THEY say that “Wensum” means winding, and certainly to the north west of Norwich, the river indulges in a series of textbook meanders. I went in at Ringland, at a shallow spot next to The Swan where everyone was out enjoying a mixture of sunbathing, paddling and swimming. Sometimes you could accuse the villages around Norwich of ignoring their local river, but not here, not on a sunny summer’s afternoon at least. But one of the great things about kayaking is how quickly you leave the crowds behind. One minute you’re slaloming between giggling teenagers, the next you’re around a corner and out of sight, out of sound. With the exception of the stretch through Norwich (which is great, go in at New Mills, more here) this was my first time on the Wensum. The river has recently attracted a lot of attention and a lot of money because it is an “internationally important chalk river”, and perhaps it’s those qualities which make it feel so clean and full of life. Fish were everywhere and so were the luxuriant underwater weeds. In fact sometimes it was difficult to get a clear paddle, such was the thickness of the greenery. From The Swan you are quickly out into open country with arable fields to the left and a more marshy, reedy habitat to the right. A stand of more than a dozen graceful poplars (main picture above) dominates the landscape, looking all the more impressive when reflected in the river. The Costessey to Ringland road meanders with the river and the two draw close just in time for river users to see Beehive Lodge, (below left) a beautiful building once part of the Costessey Hall estate. Rose Bay Willow herb flourishes on the banks, attracting the butterflies, particularly small whites. Blue/black damselflies danced around too, refusing to stay in one place long enough to be photographed. A kingfisher and a comma butterfly also escaped before I could press my shutter. This paddle is probably best done as a trip to Taverham Mill and back – a sluice prevents you from going any further. I did press on but getting back on the water to the east of the mill involved a lot of messy, trespassing portage and the kindness of a householder with a big garden. It wouldn’t be fair to mention the whos and the wheres.

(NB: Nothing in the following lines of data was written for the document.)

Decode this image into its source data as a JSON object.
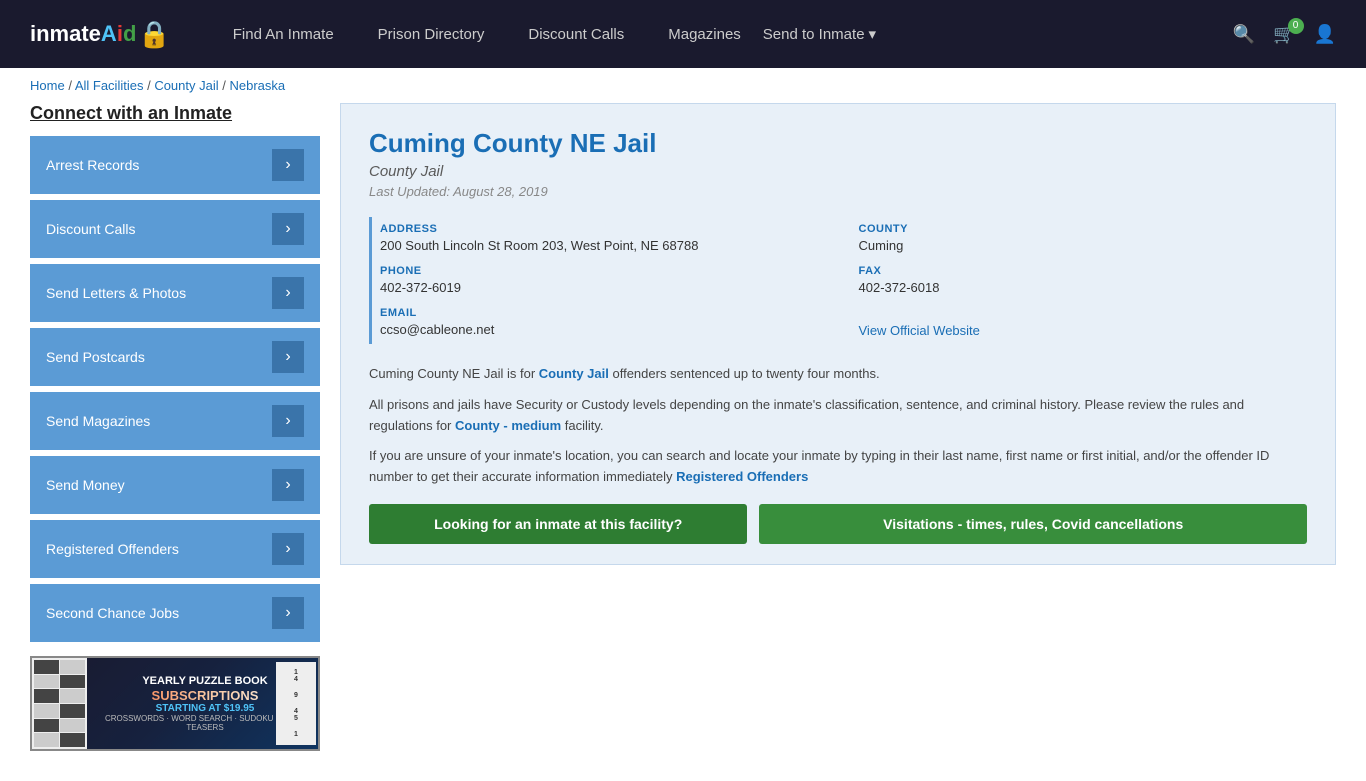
{
  "header": {
    "logo": "inmateAid",
    "nav": [
      {
        "label": "Find An Inmate",
        "id": "find-inmate"
      },
      {
        "label": "Prison Directory",
        "id": "prison-directory"
      },
      {
        "label": "Discount Calls",
        "id": "discount-calls"
      },
      {
        "label": "Magazines",
        "id": "magazines"
      },
      {
        "label": "Send to Inmate",
        "id": "send-to-inmate"
      }
    ],
    "cart_count": "0",
    "send_to_inmate_dropdown": "▾"
  },
  "breadcrumb": {
    "home": "Home",
    "separator1": " / ",
    "all_facilities": "All Facilities",
    "separator2": " / ",
    "county_jail": "County Jail",
    "separator3": " / ",
    "state": "Nebraska"
  },
  "sidebar": {
    "title": "Connect with an Inmate",
    "items": [
      {
        "label": "Arrest Records",
        "id": "arrest-records"
      },
      {
        "label": "Discount Calls",
        "id": "discount-calls"
      },
      {
        "label": "Send Letters & Photos",
        "id": "send-letters-photos"
      },
      {
        "label": "Send Postcards",
        "id": "send-postcards"
      },
      {
        "label": "Send Magazines",
        "id": "send-magazines"
      },
      {
        "label": "Send Money",
        "id": "send-money"
      },
      {
        "label": "Registered Offenders",
        "id": "registered-offenders"
      },
      {
        "label": "Second Chance Jobs",
        "id": "second-chance-jobs"
      }
    ],
    "ad": {
      "line1": "YEARLY PUZZLE BOOK",
      "line2": "SUBSCRIPTIONS",
      "line3": "STARTING AT $19.95",
      "line4": "CROSSWORDS · WORD SEARCH · SUDOKU · BRAIN TEASERS"
    }
  },
  "facility": {
    "name": "Cuming County NE Jail",
    "type": "County Jail",
    "last_updated": "Last Updated: August 28, 2019",
    "address_label": "ADDRESS",
    "address_value": "200 South Lincoln St Room 203, West Point, NE 68788",
    "county_label": "COUNTY",
    "county_value": "Cuming",
    "phone_label": "PHONE",
    "phone_value": "402-372-6019",
    "fax_label": "FAX",
    "fax_value": "402-372-6018",
    "email_label": "EMAIL",
    "email_value": "ccso@cableone.net",
    "website_label": "View Official Website",
    "desc1": "Cuming County NE Jail is for ",
    "county_jail_link": "County Jail",
    "desc1b": " offenders sentenced up to twenty four months.",
    "desc2": "All prisons and jails have Security or Custody levels depending on the inmate's classification, sentence, and criminal history. Please review the rules and regulations for ",
    "county_medium_link": "County - medium",
    "desc2b": " facility.",
    "desc3": "If you are unsure of your inmate's location, you can search and locate your inmate by typing in their last name, first name or first initial, and/or the offender ID number to get their accurate information immediately ",
    "registered_link": "Registered Offenders",
    "btn_looking": "Looking for an inmate at this facility?",
    "btn_visitations": "Visitations - times, rules, Covid cancellations"
  }
}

To canoe this next section “legally” you would probably need to get in the water off Mack’s Lane which is another quarter of a mile south east. The landscape opens up as you leave Taverham behind. On the left bank horses are stabled, on the right you follow the flooded gravel workings at Costessey Pits although you don’t see the water from your own low vantage point. Costessey gradually hoves into view on this side. It’s a strange village Costessey. Two of its main streets shadow the river, but the flood risk means that buildings keep a very respectful distance. It’s only as you reach the bottom of another meandering “U” (roughly where Longwater Lane meets Townhouse Road) that even their gardens dare to make it down to the water’s edge. All this – with much messing around with a camera, portage and some conversations along the way – had somehow taken me more than 3 1/2 hours. The old “ride and hide” trick meant I had to hide the canoe near The Bush pub and then ride a previously dropped off mountain bike back to the car at Ringland rather cream crackered. Moral of the story: recce every mill first – even if it does spoil the sense of adventure.